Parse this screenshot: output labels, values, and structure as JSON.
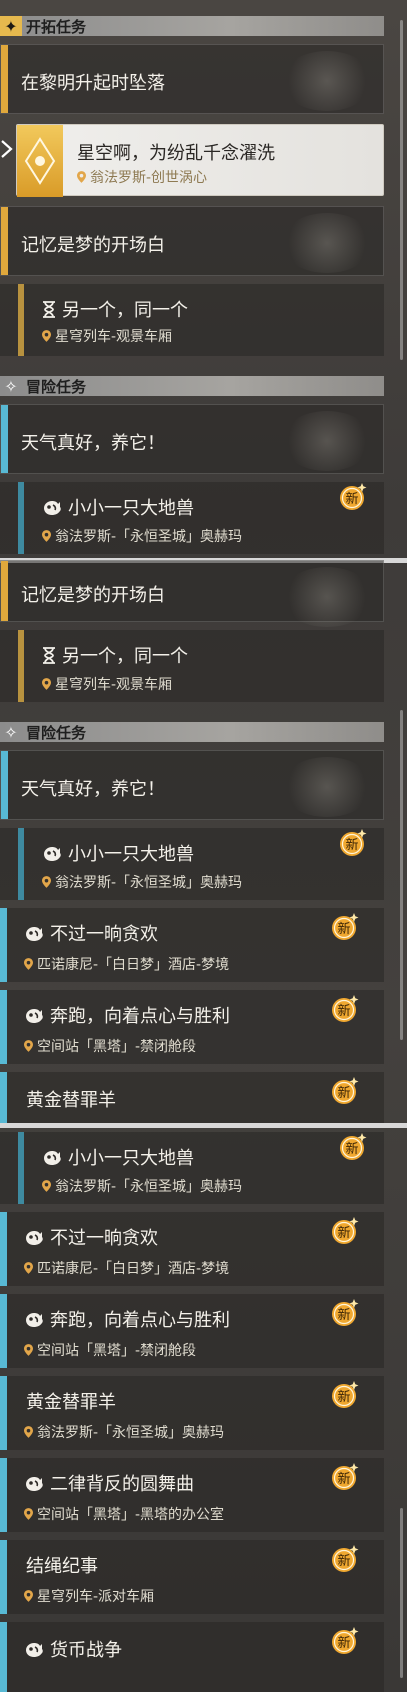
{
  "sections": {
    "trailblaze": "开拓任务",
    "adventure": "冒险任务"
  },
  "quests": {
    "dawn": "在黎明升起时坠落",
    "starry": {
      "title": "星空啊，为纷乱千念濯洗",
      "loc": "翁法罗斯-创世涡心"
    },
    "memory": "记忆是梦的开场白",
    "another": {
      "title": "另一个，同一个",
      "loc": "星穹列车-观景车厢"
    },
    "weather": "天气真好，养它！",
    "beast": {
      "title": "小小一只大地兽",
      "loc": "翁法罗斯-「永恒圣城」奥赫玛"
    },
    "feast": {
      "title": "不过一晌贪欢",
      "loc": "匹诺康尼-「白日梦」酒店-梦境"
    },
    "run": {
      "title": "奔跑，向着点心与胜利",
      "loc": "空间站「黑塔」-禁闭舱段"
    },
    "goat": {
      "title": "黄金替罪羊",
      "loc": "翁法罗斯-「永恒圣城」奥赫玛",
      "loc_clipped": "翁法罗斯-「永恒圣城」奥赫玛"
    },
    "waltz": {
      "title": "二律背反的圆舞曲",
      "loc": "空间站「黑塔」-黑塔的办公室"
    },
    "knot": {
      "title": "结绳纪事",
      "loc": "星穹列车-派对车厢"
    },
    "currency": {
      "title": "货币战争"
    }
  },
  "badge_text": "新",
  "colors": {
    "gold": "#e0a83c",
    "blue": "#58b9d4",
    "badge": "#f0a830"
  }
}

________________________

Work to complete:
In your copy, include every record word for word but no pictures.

Solution to this problem:
Parse this screenshot: output labels, values, and structure as JSON.
{
  "sections": {
    "trailblaze": "开拓任务",
    "adventure": "冒险任务"
  },
  "quests": {
    "dawn": "在黎明升起时坠落",
    "starry": {
      "title": "星空啊，为纷乱千念濯洗",
      "loc": "翁法罗斯-创世涡心"
    },
    "memory": "记忆是梦的开场白",
    "another": {
      "title": "另一个，同一个",
      "loc": "星穹列车-观景车厢"
    },
    "weather": "天气真好，养它！",
    "beast": {
      "title": "小小一只大地兽",
      "loc": "翁法罗斯-「永恒圣城」奥赫玛"
    },
    "feast": {
      "title": "不过一晌贪欢",
      "loc": "匹诺康尼-「白日梦」酒店-梦境"
    },
    "run": {
      "title": "奔跑，向着点心与胜利",
      "loc": "空间站「黑塔」-禁闭舱段"
    },
    "goat": {
      "title": "黄金替罪羊",
      "loc": "翁法罗斯-「永恒圣城」奥赫玛",
      "loc_clipped": "翁法罗斯-「永恒圣城」奥赫玛"
    },
    "waltz": {
      "title": "二律背反的圆舞曲",
      "loc": "空间站「黑塔」-黑塔的办公室"
    },
    "knot": {
      "title": "结绳纪事",
      "loc": "星穹列车-派对车厢"
    },
    "currency": {
      "title": "货币战争"
    }
  },
  "badge_text": "新",
  "colors": {
    "gold": "#e0a83c",
    "blue": "#58b9d4",
    "badge": "#f0a830"
  }
}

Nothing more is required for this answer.